"Why Blacks And Hispanics Are At Higher Risk Of Heart Disease" - Sheila Dougherty
While heart disease is the leading killer for all Americans, African-Americans and Hispanics face even greater risks. Annapoorna Kini, MD, professor of medicine and cardiology at the Icahn School of Medicine at Mount Sinai discusses why the statistics are higher for these individuals. According to Dr. Kini, the prevalence of high blood pressure in African-Americans is the highest in the world. Research suggests African-Americans may carry a gene that makes them more salt-sensitive, increasing the risk of high blood pressure and heart disease. African-Americans are disproportionately affected by obesity. Among non-Hispanic blacks 20 and older, 63 percent of men and 77 percent of women are overweight or obese. African-Americans are more likely to have diabetes than non-Hispanic whites. The American Heart Association recently issued a scientific statement highlighting the public health burden of cardiovascular disease in Hispanics and calling for the development of culturally tailored interventions and the prioritizing of Latinos in the nation’s heart-health-improvement goals. Dr. Kini added that lifestyle modifications and decreasing weight are strategies to prevention of heart disease.

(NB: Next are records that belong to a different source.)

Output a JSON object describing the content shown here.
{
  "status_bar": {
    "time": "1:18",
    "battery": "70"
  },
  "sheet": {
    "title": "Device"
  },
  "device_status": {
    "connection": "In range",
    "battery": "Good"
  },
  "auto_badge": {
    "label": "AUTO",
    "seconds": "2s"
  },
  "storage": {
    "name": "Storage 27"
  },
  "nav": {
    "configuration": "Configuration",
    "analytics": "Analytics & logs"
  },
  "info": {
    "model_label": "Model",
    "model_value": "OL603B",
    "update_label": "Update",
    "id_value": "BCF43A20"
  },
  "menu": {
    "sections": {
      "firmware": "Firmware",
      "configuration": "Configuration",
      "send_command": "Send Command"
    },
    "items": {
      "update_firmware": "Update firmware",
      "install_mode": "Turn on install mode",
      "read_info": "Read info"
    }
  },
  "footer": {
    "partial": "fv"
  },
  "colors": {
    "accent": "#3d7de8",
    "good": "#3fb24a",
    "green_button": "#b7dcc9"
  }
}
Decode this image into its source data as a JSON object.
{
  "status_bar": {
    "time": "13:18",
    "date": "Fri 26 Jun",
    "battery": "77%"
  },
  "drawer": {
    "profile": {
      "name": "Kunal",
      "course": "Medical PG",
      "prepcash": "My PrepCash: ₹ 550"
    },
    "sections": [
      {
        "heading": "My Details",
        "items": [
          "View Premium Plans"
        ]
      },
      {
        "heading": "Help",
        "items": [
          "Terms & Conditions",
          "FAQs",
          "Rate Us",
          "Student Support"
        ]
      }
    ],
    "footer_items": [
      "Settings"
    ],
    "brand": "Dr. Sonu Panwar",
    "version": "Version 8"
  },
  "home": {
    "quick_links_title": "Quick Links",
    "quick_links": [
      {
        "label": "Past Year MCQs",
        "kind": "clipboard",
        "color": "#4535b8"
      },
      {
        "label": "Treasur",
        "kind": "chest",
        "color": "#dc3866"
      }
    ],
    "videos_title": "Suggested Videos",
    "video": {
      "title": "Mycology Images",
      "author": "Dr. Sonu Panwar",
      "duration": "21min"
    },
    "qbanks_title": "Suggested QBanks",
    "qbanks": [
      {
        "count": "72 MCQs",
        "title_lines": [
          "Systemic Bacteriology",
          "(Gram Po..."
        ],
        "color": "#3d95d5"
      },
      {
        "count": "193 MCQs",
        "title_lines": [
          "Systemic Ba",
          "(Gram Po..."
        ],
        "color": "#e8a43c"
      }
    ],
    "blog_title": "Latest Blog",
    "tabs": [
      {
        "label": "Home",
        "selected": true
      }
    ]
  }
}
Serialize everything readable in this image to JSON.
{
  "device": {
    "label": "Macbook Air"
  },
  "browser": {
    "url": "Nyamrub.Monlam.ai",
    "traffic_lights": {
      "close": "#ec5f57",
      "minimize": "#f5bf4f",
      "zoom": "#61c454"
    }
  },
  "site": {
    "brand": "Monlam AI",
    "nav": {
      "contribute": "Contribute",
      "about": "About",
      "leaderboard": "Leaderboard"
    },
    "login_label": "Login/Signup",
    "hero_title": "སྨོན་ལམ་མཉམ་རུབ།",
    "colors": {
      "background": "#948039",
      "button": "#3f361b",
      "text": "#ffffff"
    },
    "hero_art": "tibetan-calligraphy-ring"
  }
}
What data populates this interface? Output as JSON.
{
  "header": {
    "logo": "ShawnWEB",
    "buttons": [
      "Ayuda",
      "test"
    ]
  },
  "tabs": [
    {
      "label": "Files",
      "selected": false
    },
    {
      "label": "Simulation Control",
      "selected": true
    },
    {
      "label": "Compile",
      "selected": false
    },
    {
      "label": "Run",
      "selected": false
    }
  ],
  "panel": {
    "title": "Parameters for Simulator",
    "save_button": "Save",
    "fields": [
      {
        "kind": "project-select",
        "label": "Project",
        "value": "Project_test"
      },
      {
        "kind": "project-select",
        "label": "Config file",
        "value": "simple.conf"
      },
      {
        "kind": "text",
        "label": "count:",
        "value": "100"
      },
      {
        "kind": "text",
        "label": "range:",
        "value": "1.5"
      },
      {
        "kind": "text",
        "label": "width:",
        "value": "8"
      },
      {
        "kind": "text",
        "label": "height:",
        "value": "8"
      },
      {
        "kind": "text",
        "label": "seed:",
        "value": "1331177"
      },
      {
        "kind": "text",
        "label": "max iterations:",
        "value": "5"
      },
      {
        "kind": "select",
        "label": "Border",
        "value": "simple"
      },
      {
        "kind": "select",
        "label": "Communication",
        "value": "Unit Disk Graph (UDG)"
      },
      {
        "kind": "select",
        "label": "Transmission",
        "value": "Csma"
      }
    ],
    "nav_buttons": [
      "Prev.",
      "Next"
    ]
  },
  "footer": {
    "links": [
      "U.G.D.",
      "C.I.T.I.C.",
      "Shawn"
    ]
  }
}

—Annapoorna S. Kini, MD, Professor, Medicine, Cardiology, Icahn School of Medicine at Mount Sinai